When a parent becomes a single parent, either through the loss of their spouse or through separation or divorce, it is common for friends and family to step in and help with the day-to-day care of the children involved. They may simply help by doing some grocery shopping or babysitting on occasion. However, sometimes a close friend or family member will move in with the newly single parent and take on a more significant parenting role. Although this can be helpful for the single parent and the children involved, it can also be stressful to figure out boundaries and how the new family unit will function. Below are some ways that co-parenting counseling can help if you are entering a parenting partnership with a non-romantic partner.
Discuss Boundaries and Expectations
Often, when a friend or family member moves in with a recently single parent, the decision is made quickly and without a lot of discussion about the exact types of support the single parent will need or expect. If you moved in with a single parent without a clear plan for how you will help support them and what your life will look like as part of their family, it is important to have a discussion about your expectations and boundaries. In co-parenting counseling sessions, this may involve setting a schedule for your free time, and discussing how involved you will be in sensitive issues such as discipline.

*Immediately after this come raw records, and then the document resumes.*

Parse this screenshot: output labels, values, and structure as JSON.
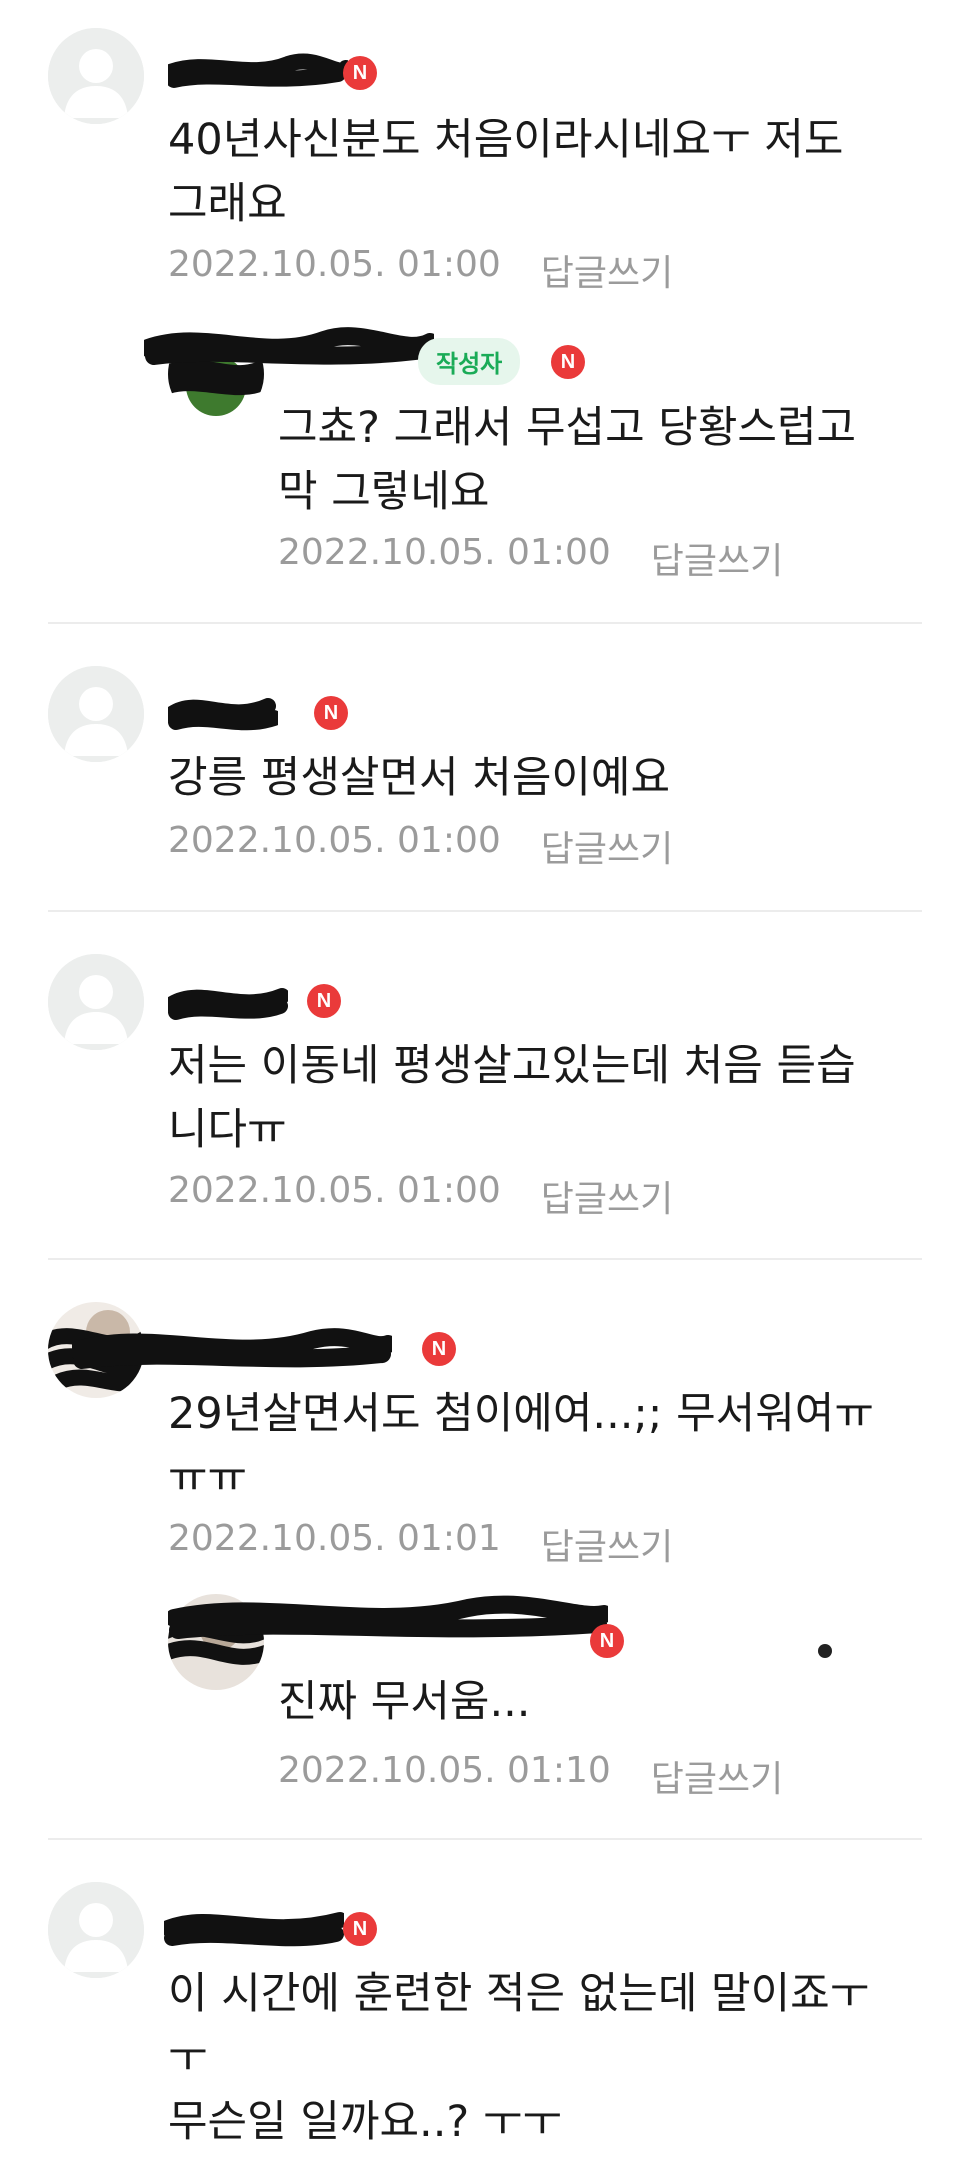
{
  "comments": [
    {
      "text": "40년사신분도 처음이라시네요ㅜ 저도\n그래요",
      "date": "2022.10.05. 01:00",
      "reply": "답글쓰기",
      "badge": "N"
    },
    {
      "text": "그쵸? 그래서 무섭고 당황스럽고\n막 그렇네요",
      "date": "2022.10.05. 01:00",
      "reply": "답글쓰기",
      "badge": "N",
      "author_tag": "작성자"
    },
    {
      "text": "강릉 평생살면서 처음이예요",
      "date": "2022.10.05. 01:00",
      "reply": "답글쓰기",
      "badge": "N"
    },
    {
      "text": "저는 이동네 평생살고있는데 처음 듣습\n니다ㅠ",
      "date": "2022.10.05. 01:00",
      "reply": "답글쓰기",
      "badge": "N"
    },
    {
      "text": "29년살면서도 첨이에여...;; 무서워여ㅠ\nㅠㅠ",
      "date": "2022.10.05. 01:01",
      "reply": "답글쓰기",
      "badge": "N"
    },
    {
      "text": "진짜 무서움...",
      "date": "2022.10.05. 01:10",
      "reply": "답글쓰기",
      "badge": "N"
    },
    {
      "text": "이 시간에 훈련한 적은 없는데 말이죠ㅜ\nㅜ\n무슨일 일까요..? ㅜㅜ",
      "badge": "N"
    }
  ],
  "colors": {
    "badge": "#ea3a3a",
    "author_tag_bg": "#e6f6ec",
    "author_tag_text": "#1aab57",
    "meta": "#9b9b9b"
  },
  "icons": {
    "default_avatar": "person-icon",
    "new_badge": "new-badge-icon"
  }
}
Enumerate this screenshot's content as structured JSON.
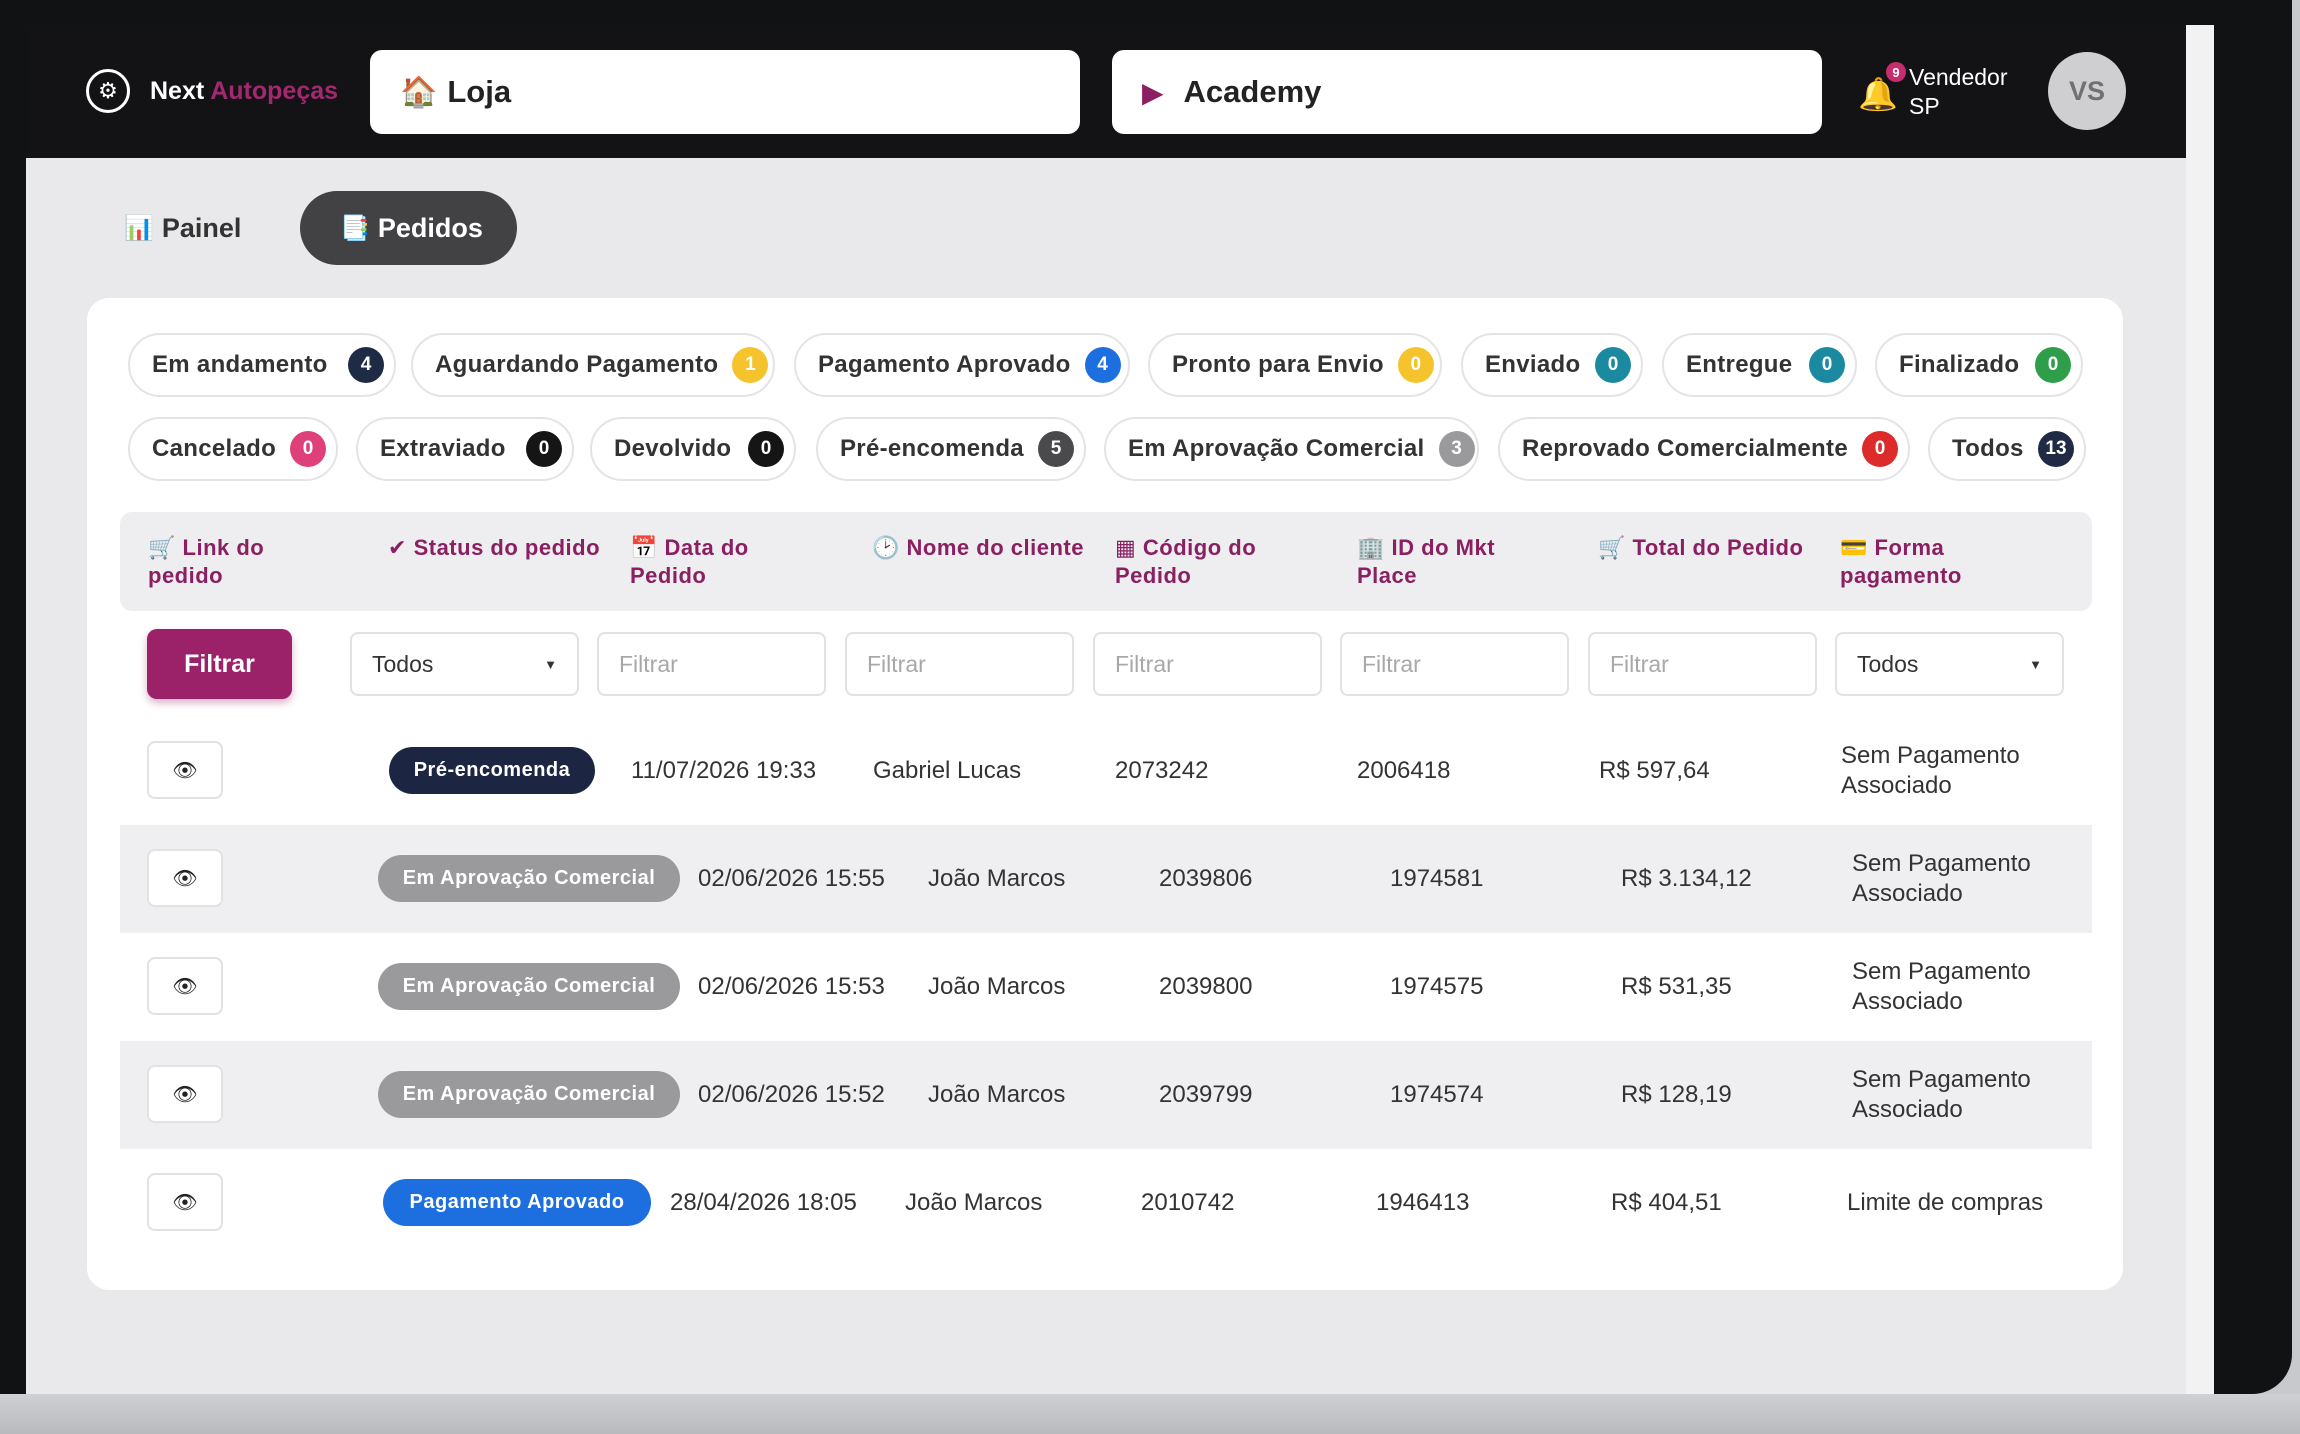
{
  "header": {
    "brand_icon": "gear-icon",
    "brand_primary": "Next",
    "brand_accent": "Autopeças",
    "store_label": "Loja",
    "store_icon": "house-icon",
    "academy_label": "Academy",
    "academy_icon": "play-icon",
    "notification_count": "9",
    "user_name_line1": "Vendedor",
    "user_name_line2": "SP",
    "avatar_initials": "VS"
  },
  "nav": {
    "tabs": [
      {
        "label": "Painel",
        "icon": "📊",
        "active": false
      },
      {
        "label": "Pedidos",
        "icon": "📑",
        "active": true
      }
    ]
  },
  "status_chips": [
    {
      "label": "Em andamento",
      "count": "4",
      "color": "#1f2a44"
    },
    {
      "label": "Aguardando Pagamento",
      "count": "1",
      "color": "#f5c32c"
    },
    {
      "label": "Pagamento Aprovado",
      "count": "4",
      "color": "#1d6fe0"
    },
    {
      "label": "Pronto para Envio",
      "count": "0",
      "color": "#f5c32c"
    },
    {
      "label": "Enviado",
      "count": "0",
      "color": "#1b8aa0"
    },
    {
      "label": "Entregue",
      "count": "0",
      "color": "#1b8aa0"
    },
    {
      "label": "Finalizado",
      "count": "0",
      "color": "#2e9e4a"
    },
    {
      "label": "Cancelado",
      "count": "0",
      "color": "#e0407a"
    },
    {
      "label": "Extraviado",
      "count": "0",
      "color": "#151515"
    },
    {
      "label": "Devolvido",
      "count": "0",
      "color": "#151515"
    },
    {
      "label": "Pré-encomenda",
      "count": "5",
      "color": "#4a4a4c"
    },
    {
      "label": "Em Aprovação Comercial",
      "count": "3",
      "color": "#9a9a9c"
    },
    {
      "label": "Reprovado Comercialmente",
      "count": "0",
      "color": "#dd2a2a"
    },
    {
      "label": "Todos",
      "count": "13",
      "color": "#1f2a44"
    }
  ],
  "table": {
    "columns": [
      {
        "icon": "🛒",
        "label": "Link do pedido"
      },
      {
        "icon": "✔",
        "label": "Status do pedido"
      },
      {
        "icon": "📅",
        "label": "Data do Pedido"
      },
      {
        "icon": "🕑",
        "label": "Nome do cliente"
      },
      {
        "icon": "▦",
        "label": "Código do Pedido"
      },
      {
        "icon": "🏢",
        "label": "ID do Mkt Place"
      },
      {
        "icon": "🛒",
        "label": "Total do Pedido"
      },
      {
        "icon": "💳",
        "label": "Forma pagamento"
      }
    ],
    "filter_button": "Filtrar",
    "filters": {
      "status_select": "Todos",
      "date_placeholder": "Filtrar",
      "client_placeholder": "Filtrar",
      "code_placeholder": "Filtrar",
      "mkt_placeholder": "Filtrar",
      "total_placeholder": "Filtrar",
      "payment_select": "Todos"
    },
    "view_icon": "eye-icon",
    "rows": [
      {
        "status": "Pré-encomenda",
        "status_color": "#1c2643",
        "date": "11/07/2026 19:33",
        "client": "Gabriel Lucas",
        "code": "2073242",
        "mkt_id": "2006418",
        "total": "R$ 597,64",
        "payment": "Sem Pagamento Associado"
      },
      {
        "status": "Em Aprovação Comercial",
        "status_color": "#9a9a9c",
        "date": "02/06/2026 15:55",
        "client": "João Marcos",
        "code": "2039806",
        "mkt_id": "1974581",
        "total": "R$ 3.134,12",
        "payment": "Sem Pagamento Associado"
      },
      {
        "status": "Em Aprovação Comercial",
        "status_color": "#9a9a9c",
        "date": "02/06/2026 15:53",
        "client": "João Marcos",
        "code": "2039800",
        "mkt_id": "1974575",
        "total": "R$ 531,35",
        "payment": "Sem Pagamento Associado"
      },
      {
        "status": "Em Aprovação Comercial",
        "status_color": "#9a9a9c",
        "date": "02/06/2026 15:52",
        "client": "João Marcos",
        "code": "2039799",
        "mkt_id": "1974574",
        "total": "R$ 128,19",
        "payment": "Sem Pagamento Associado"
      },
      {
        "status": "Pagamento Aprovado",
        "status_color": "#1d6fe0",
        "date": "28/04/2026 18:05",
        "client": "João Marcos",
        "code": "2010742",
        "mkt_id": "1946413",
        "total": "R$ 404,51",
        "payment": "Limite de compras"
      }
    ]
  }
}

Deal With Authority Issues
Many children have difficulty accepting the authority of a new parent in their life. If you are in a non-traditional parenting relationship, it can be even more difficult to establish a parenting relationship with the children. Furthermore, it can be difficult for the recently single parent to accept you as an authority figure and you may have trouble seeing yourself as an authority in the family as well.
For example, it may be difficult to make the transition from being the "cool aunt" who brings toys and gifts to the children to being a parental figure to the children. Co-parenting counseling can help you define your role in the family and deal with insecurities about authority problems.
Create a Parenting Plan
While both of you may have similar parenting styles in theory, it is helpful to put those ideas into a concrete plan. For example, creating a schedule that gives both the biological parent and you free time each week is an important part of co-parenting. Additionally, you may want to create a concrete plan for establishing you as a parental figure in school and other social environments.
Discuss Insecurities About the Future
In traditional step-parent relationships, the expectation is that the step-parent will be involved in co-parenting for the rest of their life. However, with a non-traditional co-parenting situation, you may have to deal with insecurities about what will happen as the children grow or as you and the children's parent go through major life changes. For example, will you continue to co-parent if you enter into a serious romantic relationship? What will happen if the children's parent needs to move for a job? Will you move with them?
Discussing insecurities about the future will help you define your role in the family and feel secure about your relationship with the children.
Dealing With Co-Parenting In the Case of Divorce
If the other biological parent is still alive, such as after a divorce, it can be even more difficult to take on a non-traditional co-parenting role. You may have to deal with the other parent not accepting your authority and questioning your interactions with their children. If possible, co-parenting sessions with the parent you will be supporting and the other parent will help smooth out potential conflicts.
Whether you plan to help co-parent for a limited time or you are moving in permanently, attending co-parenting counseling sessions can help you and your co-parent define your relationship and move forward with the best structure for you and the children.
Talk with a counseling center or click here for info on parenting therapists and co-parenting counseling.Share